> _What you have to do_
Reproduce every record precisely, leaving no line out.

[Records supplied]

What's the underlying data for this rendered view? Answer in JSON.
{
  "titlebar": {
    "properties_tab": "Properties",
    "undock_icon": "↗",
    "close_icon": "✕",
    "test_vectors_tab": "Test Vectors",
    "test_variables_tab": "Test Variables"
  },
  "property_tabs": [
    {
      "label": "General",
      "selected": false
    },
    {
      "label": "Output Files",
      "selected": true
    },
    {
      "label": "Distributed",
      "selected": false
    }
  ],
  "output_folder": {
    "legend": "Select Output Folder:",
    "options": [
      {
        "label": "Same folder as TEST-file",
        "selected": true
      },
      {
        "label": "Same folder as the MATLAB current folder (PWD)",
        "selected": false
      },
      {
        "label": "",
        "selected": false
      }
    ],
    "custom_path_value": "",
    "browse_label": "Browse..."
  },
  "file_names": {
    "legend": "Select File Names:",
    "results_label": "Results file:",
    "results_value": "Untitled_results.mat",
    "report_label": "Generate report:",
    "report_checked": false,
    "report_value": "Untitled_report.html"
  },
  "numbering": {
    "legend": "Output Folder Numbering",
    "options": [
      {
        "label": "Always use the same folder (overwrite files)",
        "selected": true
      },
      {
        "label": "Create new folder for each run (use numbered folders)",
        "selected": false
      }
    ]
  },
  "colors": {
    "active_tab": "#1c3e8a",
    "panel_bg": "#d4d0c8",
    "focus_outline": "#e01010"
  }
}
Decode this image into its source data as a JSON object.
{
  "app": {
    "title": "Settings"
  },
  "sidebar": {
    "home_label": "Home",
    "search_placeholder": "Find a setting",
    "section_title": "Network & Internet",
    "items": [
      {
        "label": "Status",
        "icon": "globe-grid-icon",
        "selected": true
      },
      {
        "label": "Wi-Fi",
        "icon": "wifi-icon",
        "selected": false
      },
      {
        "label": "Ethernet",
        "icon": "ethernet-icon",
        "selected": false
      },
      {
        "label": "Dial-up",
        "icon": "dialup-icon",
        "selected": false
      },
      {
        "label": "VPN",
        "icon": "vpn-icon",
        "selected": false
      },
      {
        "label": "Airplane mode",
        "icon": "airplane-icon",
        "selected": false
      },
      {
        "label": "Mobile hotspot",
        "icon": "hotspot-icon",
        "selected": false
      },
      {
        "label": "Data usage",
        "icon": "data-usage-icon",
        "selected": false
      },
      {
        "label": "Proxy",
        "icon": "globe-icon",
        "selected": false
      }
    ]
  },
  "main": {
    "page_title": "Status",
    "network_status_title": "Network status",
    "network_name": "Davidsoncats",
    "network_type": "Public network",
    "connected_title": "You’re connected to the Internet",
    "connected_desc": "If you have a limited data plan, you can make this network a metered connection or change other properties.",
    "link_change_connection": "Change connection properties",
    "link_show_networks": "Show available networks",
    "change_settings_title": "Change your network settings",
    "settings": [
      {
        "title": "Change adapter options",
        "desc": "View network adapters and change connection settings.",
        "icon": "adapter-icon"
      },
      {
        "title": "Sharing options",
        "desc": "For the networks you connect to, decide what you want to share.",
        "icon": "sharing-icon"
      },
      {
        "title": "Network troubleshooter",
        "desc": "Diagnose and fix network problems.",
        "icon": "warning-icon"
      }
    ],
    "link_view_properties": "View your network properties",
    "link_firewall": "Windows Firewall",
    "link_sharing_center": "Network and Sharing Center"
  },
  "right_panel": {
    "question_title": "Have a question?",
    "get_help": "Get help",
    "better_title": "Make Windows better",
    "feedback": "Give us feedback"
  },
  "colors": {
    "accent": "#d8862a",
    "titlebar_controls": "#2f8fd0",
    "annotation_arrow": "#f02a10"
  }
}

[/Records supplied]

> _Result of the exercise_
What's the underlying data for this rendered view? Answer in JSON.
{
  "titlebar": {
    "properties_tab": "Properties",
    "undock_icon": "↗",
    "close_icon": "✕",
    "test_vectors_tab": "Test Vectors",
    "test_variables_tab": "Test Variables"
  },
  "property_tabs": [
    {
      "label": "General",
      "selected": false
    },
    {
      "label": "Output Files",
      "selected": true
    },
    {
      "label": "Distributed",
      "selected": false
    }
  ],
  "output_folder": {
    "legend": "Select Output Folder:",
    "options": [
      {
        "label": "Same folder as TEST-file",
        "selected": true
      },
      {
        "label": "Same folder as the MATLAB current folder (PWD)",
        "selected": false
      },
      {
        "label": "",
        "selected": false
      }
    ],
    "custom_path_value": "",
    "browse_label": "Browse..."
  },
  "file_names": {
    "legend": "Select File Names:",
    "results_label": "Results file:",
    "results_value": "Untitled_results.mat",
    "report_label": "Generate report:",
    "report_checked": false,
    "report_value": "Untitled_report.html"
  },
  "numbering": {
    "legend": "Output Folder Numbering",
    "options": [
      {
        "label": "Always use the same folder (overwrite files)",
        "selected": true
      },
      {
        "label": "Create new folder for each run (use numbered folders)",
        "selected": false
      }
    ]
  },
  "colors": {
    "active_tab": "#1c3e8a",
    "panel_bg": "#d4d0c8",
    "focus_outline": "#e01010"
  }
}
Decode this image into its source data as a JSON object.
{
  "app": {
    "title": "Settings"
  },
  "sidebar": {
    "home_label": "Home",
    "search_placeholder": "Find a setting",
    "section_title": "Network & Internet",
    "items": [
      {
        "label": "Status",
        "icon": "globe-grid-icon",
        "selected": true
      },
      {
        "label": "Wi-Fi",
        "icon": "wifi-icon",
        "selected": false
      },
      {
        "label": "Ethernet",
        "icon": "ethernet-icon",
        "selected": false
      },
      {
        "label": "Dial-up",
        "icon": "dialup-icon",
        "selected": false
      },
      {
        "label": "VPN",
        "icon": "vpn-icon",
        "selected": false
      },
      {
        "label": "Airplane mode",
        "icon": "airplane-icon",
        "selected": false
      },
      {
        "label": "Mobile hotspot",
        "icon": "hotspot-icon",
        "selected": false
      },
      {
        "label": "Data usage",
        "icon": "data-usage-icon",
        "selected": false
      },
      {
        "label": "Proxy",
        "icon": "globe-icon",
        "selected": false
      }
    ]
  },
  "main": {
    "page_title": "Status",
    "network_status_title": "Network status",
    "network_name": "Davidsoncats",
    "network_type": "Public network",
    "connected_title": "You’re connected to the Internet",
    "connected_desc": "If you have a limited data plan, you can make this network a metered connection or change other properties.",
    "link_change_connection": "Change connection properties",
    "link_show_networks": "Show available networks",
    "change_settings_title": "Change your network settings",
    "settings": [
      {
        "title": "Change adapter options",
        "desc": "View network adapters and change connection settings.",
        "icon": "adapter-icon"
      },
      {
        "title": "Sharing options",
        "desc": "For the networks you connect to, decide what you want to share.",
        "icon": "sharing-icon"
      },
      {
        "title": "Network troubleshooter",
        "desc": "Diagnose and fix network problems.",
        "icon": "warning-icon"
      }
    ],
    "link_view_properties": "View your network properties",
    "link_firewall": "Windows Firewall",
    "link_sharing_center": "Network and Sharing Center"
  },
  "right_panel": {
    "question_title": "Have a question?",
    "get_help": "Get help",
    "better_title": "Make Windows better",
    "feedback": "Give us feedback"
  },
  "colors": {
    "accent": "#d8862a",
    "titlebar_controls": "#2f8fd0",
    "annotation_arrow": "#f02a10"
  }
}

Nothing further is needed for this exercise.